What you need to do :: Go through the records below and count every line containing "question". Reply with the count alone.

+ + +

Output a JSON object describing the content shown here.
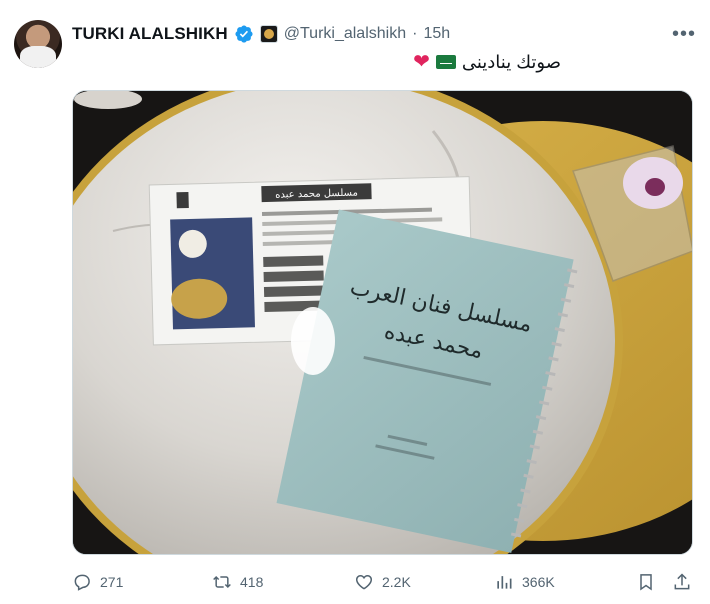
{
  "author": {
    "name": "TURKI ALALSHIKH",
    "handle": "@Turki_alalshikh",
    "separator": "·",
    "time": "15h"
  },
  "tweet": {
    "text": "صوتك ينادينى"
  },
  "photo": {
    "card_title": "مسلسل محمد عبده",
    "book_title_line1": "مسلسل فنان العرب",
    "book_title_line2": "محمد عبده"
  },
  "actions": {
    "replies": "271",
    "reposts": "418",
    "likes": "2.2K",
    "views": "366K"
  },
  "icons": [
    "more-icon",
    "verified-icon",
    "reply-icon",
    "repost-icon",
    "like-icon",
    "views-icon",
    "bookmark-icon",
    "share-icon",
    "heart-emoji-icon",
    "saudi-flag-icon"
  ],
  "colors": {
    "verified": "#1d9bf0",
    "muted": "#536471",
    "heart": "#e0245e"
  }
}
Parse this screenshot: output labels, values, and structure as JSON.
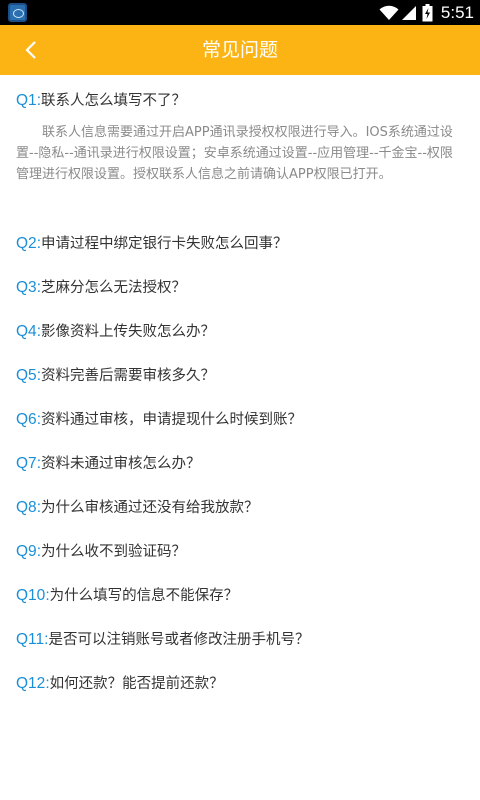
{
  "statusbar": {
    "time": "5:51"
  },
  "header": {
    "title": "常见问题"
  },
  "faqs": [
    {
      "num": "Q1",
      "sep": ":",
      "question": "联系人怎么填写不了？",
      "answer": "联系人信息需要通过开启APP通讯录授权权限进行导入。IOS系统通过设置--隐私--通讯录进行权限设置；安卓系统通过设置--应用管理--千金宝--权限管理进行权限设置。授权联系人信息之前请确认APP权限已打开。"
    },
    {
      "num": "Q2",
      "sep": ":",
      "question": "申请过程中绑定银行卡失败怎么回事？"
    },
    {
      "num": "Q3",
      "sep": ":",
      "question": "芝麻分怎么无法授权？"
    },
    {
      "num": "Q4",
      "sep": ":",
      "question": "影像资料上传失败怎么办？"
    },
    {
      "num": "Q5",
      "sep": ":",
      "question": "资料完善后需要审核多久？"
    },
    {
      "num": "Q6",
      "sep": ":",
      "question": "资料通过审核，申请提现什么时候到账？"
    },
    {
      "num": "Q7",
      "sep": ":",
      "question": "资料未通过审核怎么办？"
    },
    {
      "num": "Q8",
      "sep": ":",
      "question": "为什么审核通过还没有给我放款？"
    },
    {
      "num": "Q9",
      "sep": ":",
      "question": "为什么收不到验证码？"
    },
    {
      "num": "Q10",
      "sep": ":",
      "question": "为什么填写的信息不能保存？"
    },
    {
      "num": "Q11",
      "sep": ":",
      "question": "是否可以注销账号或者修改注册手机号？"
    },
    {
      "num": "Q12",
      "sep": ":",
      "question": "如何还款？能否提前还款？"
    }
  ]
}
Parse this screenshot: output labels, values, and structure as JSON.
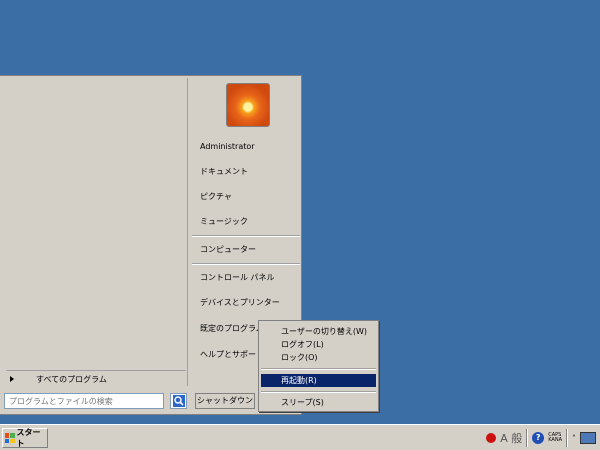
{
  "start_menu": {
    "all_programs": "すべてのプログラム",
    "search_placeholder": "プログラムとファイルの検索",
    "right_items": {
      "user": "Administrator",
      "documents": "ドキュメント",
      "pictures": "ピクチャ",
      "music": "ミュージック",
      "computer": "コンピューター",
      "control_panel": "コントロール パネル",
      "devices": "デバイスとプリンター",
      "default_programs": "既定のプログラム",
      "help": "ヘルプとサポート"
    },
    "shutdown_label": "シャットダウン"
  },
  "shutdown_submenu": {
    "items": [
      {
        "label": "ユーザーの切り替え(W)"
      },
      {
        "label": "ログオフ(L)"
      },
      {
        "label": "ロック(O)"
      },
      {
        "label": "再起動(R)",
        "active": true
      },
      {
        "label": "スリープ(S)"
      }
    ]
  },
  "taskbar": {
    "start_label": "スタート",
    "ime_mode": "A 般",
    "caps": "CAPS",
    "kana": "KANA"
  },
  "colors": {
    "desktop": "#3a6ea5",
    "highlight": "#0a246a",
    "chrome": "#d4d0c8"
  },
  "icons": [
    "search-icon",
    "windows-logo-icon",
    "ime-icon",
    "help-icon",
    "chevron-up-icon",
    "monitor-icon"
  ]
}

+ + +

Reply to the exercise :: 12